New Theatre Institute of Latvia
MagiC Carpets, 2022/2023
Emerging curator – Linda Krūmiņa
Artists in residency – Andrejs Strokins, Necessity and possibility of belonging.
It would be quite naive and false for me to think that I am 100% Latvian. For sure, I have some German, Russian blood and by my appearance it seems like I also must have some southern relatives. But I am not sure what is making me more or less Latvian – my feelings, country of birth, country of residence, relatives, feelings, beliefs, language that I speak. I have always wondered about my belonging to some professional or peer group, but the belonging to my country always felt predetermined somehow. However, I am guessing it would become less clear, if I were living in different countries for a significant amount of time, if my family would be aware of our bloodlines and practice the inherited traditions, etc. No matter if we acknowledge it or not, there is also predetermined diversity that is embedded in each of us, no matter where we live and what language we speak. Diversity is rich and colourful yet also complex. Therefore, it requests an open mind, critical thinking and empathy. And that’s where the challenges arise.
Andrejs Strokins (b. 1984) is a Latvian photographer, living and working in Riga. He comes from a family that has Latvian, Polish and Russian-speaking roots. It has been both difficult and essential for Andrejs to re-examine and assess the multifaceted nature of his identity, its belonging to some community and history. When invited to MagiC Carpets residency to work with some communities in the suburbs of Riga, the artist’s attention was mainly focused on the experience of the younger generation who grew up in bilingual families and environments and receive most of their information from the social media. The artist was interested in the life of these young people, their thoughts on war in Ukraine and the feeling of identity in this time of history.
“I have Polish, Russian and Latvian roots, but now I feel more like part of the Ukrainian people. On the other hand, I feel ashamed of the presence of that little Russian particle in me. There is an urge to explore the feelings of others and to process personal experiences in the form of art or in a historical document,” says the artist.
In August, during his residence, Andrejs documented the demolition of a monument related to the Soviet occupation at Uzvaras park in Riga, which symbolically marked a defined boundary in relations to the “legacy” of the Soviet occupation’s past. In the fall of this year, the artist started to seek contact with young people who would be willing to share their stories about a misalignment of views among families or friends in connection to the war in Ukraine. However, the artist was confronted by unwillingness to share these stories: “The biggest surprise was that most Russian-speaking young people don’t want to share their stories. Partially I perceive that as a sense of shame and reluctance to irritate other family members. There are often completely opposite political views in the family, hence a different vision of Ukraine’s future, yet Ukraine’s future is also our future. It’s a rather trivial acknowledgment, but with every day, I acknowledge it even more.”

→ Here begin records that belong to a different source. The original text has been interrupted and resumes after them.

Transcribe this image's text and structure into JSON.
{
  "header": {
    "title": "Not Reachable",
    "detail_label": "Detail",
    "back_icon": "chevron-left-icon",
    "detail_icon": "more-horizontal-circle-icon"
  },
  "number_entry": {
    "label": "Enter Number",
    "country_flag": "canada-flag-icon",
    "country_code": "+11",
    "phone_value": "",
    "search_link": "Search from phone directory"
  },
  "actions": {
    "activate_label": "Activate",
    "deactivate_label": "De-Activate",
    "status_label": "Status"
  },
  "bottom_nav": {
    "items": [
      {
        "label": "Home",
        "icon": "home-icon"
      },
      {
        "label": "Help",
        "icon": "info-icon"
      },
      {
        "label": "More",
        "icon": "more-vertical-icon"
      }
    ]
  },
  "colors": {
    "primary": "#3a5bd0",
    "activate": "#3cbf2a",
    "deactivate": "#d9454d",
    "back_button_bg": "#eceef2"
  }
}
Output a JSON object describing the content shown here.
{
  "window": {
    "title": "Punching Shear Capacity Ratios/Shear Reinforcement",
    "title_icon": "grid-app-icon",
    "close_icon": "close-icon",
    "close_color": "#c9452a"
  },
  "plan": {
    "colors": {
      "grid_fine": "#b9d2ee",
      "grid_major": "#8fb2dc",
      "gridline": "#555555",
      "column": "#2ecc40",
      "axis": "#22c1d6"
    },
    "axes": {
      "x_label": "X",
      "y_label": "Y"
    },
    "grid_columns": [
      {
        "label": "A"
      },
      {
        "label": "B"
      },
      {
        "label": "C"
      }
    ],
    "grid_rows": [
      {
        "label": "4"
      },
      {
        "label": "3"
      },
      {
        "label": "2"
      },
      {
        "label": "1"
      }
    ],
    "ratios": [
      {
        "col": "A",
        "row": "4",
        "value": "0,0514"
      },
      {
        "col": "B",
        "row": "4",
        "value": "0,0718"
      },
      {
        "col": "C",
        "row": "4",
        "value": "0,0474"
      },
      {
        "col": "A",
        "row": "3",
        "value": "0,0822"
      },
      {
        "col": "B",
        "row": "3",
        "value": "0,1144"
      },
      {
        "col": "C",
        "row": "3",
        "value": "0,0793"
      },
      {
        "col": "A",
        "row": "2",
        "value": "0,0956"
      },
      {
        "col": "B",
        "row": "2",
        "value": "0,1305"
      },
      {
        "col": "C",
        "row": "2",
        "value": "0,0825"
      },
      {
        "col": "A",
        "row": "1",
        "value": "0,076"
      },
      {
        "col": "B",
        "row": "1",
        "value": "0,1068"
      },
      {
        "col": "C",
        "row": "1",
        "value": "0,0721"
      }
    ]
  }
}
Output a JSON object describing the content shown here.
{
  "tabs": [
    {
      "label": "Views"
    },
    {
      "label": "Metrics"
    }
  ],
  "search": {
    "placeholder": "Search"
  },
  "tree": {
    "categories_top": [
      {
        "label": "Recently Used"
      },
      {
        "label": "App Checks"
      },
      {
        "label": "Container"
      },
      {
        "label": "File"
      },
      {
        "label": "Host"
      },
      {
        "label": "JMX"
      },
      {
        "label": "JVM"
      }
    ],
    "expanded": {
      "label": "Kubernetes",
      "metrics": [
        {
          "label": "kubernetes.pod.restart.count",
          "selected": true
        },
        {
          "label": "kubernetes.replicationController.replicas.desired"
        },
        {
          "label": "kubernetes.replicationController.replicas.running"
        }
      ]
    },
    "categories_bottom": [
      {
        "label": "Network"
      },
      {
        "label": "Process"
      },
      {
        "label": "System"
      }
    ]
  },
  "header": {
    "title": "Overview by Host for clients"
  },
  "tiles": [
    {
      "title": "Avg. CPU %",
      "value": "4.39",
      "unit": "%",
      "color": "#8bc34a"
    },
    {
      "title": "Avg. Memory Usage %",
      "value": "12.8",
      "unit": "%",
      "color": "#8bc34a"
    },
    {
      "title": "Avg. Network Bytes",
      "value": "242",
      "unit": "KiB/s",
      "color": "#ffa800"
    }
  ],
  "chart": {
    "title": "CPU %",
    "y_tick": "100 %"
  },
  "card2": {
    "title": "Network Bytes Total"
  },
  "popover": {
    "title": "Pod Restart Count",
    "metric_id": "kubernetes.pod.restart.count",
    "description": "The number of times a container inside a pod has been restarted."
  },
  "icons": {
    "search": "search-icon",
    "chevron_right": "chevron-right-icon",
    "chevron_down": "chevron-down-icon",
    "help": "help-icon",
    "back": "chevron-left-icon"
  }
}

During the rest of the residency, Andrejs continued to work on the video material of the monument demolition and tried to find young people who would be ready to share their stories. We also felt that it’s important to talk about the questions that arise, but also about the impossibility of having these conversations – because people are scared, ashamed or sometimes because there is lack of interest to listen, lack of empathy.
On the evening of January 19th, Andrejs Strokins presented photographs and video material created during his residency. After that, a collective discussion was led by Ilze Dzenovska, an architect of peace-building and conflict settlement processes, with a publicist and philosopher Igor Gubenko, social anthropologist Inguna Potetinova, photographer Andrejs Strokins and scenographer Kristina Rezviha. Kristina was one of the people who was ready to share her story of search for belonging and identity in front of the camera.
Kristina grew up in Estonia, has a grandmother in Lithuania, currently lives in Latvia, and has just recently changed her alien passport and became a Latvian citizen. She claims she has done that in order to have the complete confidence that she is Latvian and she belongs here. She would need more reassurance from people around her.
Throughout the conversation, speakers confirmed that this reassurance from people requires for them to be empathic, but also to give empathy they need to feel safe and also willing to see beyond, or – between “black and white” statements, where something is completely good or completely bad. And that something that everyone agrees with is a common struggle in our society, for many reasons – interpretation of history, ways of dealing with the collective conflict and, of course, the ongoing war in Ukraine right now. It is easier and faster to operate in these “black and white” statements. But the reality of our world and relationships lies in the complexity and space between the binary thinking, where compassion, critical thinking and refusal to follow the leading hateful discourse inhabits.
What does belonging to an individual to some community and to the language group mean?
What creates the sense of belonging and what makes it difficult?
How are the belonging and identity constructed, how we can reconstruct it, or can we do it at all?
These and several other difficult and yet so important questions about belonging, identity and our common future were raised during the conversation. There were no easy answers, but the act of having these conversations in art works, in public the first year of the new three years period of the Magic Carpets residencies.
Curatorial text by Linda Krūmiņa